PROBLEM TO SOLVE
From the first line to the last, restate the records word for word, skipping the pictures.

Top of DATASET EXTRACT

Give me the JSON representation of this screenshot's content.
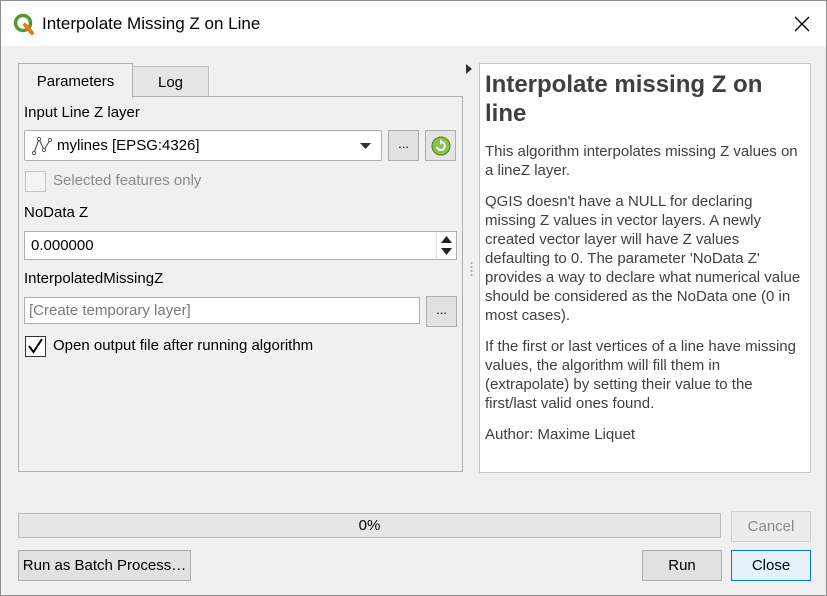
{
  "window": {
    "title": "Interpolate Missing Z on Line"
  },
  "tabs": [
    {
      "label": "Parameters",
      "active": true
    },
    {
      "label": "Log",
      "active": false
    }
  ],
  "params": {
    "input_layer_label": "Input Line Z layer",
    "input_layer_value": "mylines [EPSG:4326]",
    "browse_label": "...",
    "selected_only_label": "Selected features only",
    "nodata_label": "NoData Z",
    "nodata_value": "0.000000",
    "output_label": "InterpolatedMissingZ",
    "output_placeholder": "[Create temporary layer]",
    "open_output_label": "Open output file after running algorithm"
  },
  "help": {
    "title": "Interpolate missing Z on line",
    "paragraphs": [
      "This algorithm interpolates missing Z values on a lineZ layer.",
      "QGIS doesn't have a NULL for declaring missing Z values in vector layers. A newly created vector layer will have Z values defaulting to 0. The parameter 'NoData Z' provides a way to declare what numerical value should be considered as the NoData one (0 in most cases).",
      "If the first or last vertices of a line have missing values, the algorithm will fill them in (extrapolate) by setting their value to the first/last valid ones found.",
      "Author: Maxime Liquet"
    ]
  },
  "progress": {
    "value": 0,
    "text": "0%"
  },
  "buttons": {
    "cancel": "Cancel",
    "batch": "Run as Batch Process…",
    "run": "Run",
    "close": "Close"
  },
  "colors": {
    "qgis_green": "#589632",
    "qgis_yellow": "#ee7913",
    "accent": "#0078d7"
  }
}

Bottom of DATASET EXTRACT

SOLUTION TO THIS PROBLEM
Give me the JSON representation of this screenshot's content.
{
  "window": {
    "title": "Interpolate Missing Z on Line"
  },
  "tabs": [
    {
      "label": "Parameters",
      "active": true
    },
    {
      "label": "Log",
      "active": false
    }
  ],
  "params": {
    "input_layer_label": "Input Line Z layer",
    "input_layer_value": "mylines [EPSG:4326]",
    "browse_label": "...",
    "selected_only_label": "Selected features only",
    "nodata_label": "NoData Z",
    "nodata_value": "0.000000",
    "output_label": "InterpolatedMissingZ",
    "output_placeholder": "[Create temporary layer]",
    "open_output_label": "Open output file after running algorithm"
  },
  "help": {
    "title": "Interpolate missing Z on line",
    "paragraphs": [
      "This algorithm interpolates missing Z values on a lineZ layer.",
      "QGIS doesn't have a NULL for declaring missing Z values in vector layers. A newly created vector layer will have Z values defaulting to 0. The parameter 'NoData Z' provides a way to declare what numerical value should be considered as the NoData one (0 in most cases).",
      "If the first or last vertices of a line have missing values, the algorithm will fill them in (extrapolate) by setting their value to the first/last valid ones found.",
      "Author: Maxime Liquet"
    ]
  },
  "progress": {
    "value": 0,
    "text": "0%"
  },
  "buttons": {
    "cancel": "Cancel",
    "batch": "Run as Batch Process…",
    "run": "Run",
    "close": "Close"
  },
  "colors": {
    "qgis_green": "#589632",
    "qgis_yellow": "#ee7913",
    "accent": "#0078d7"
  }
}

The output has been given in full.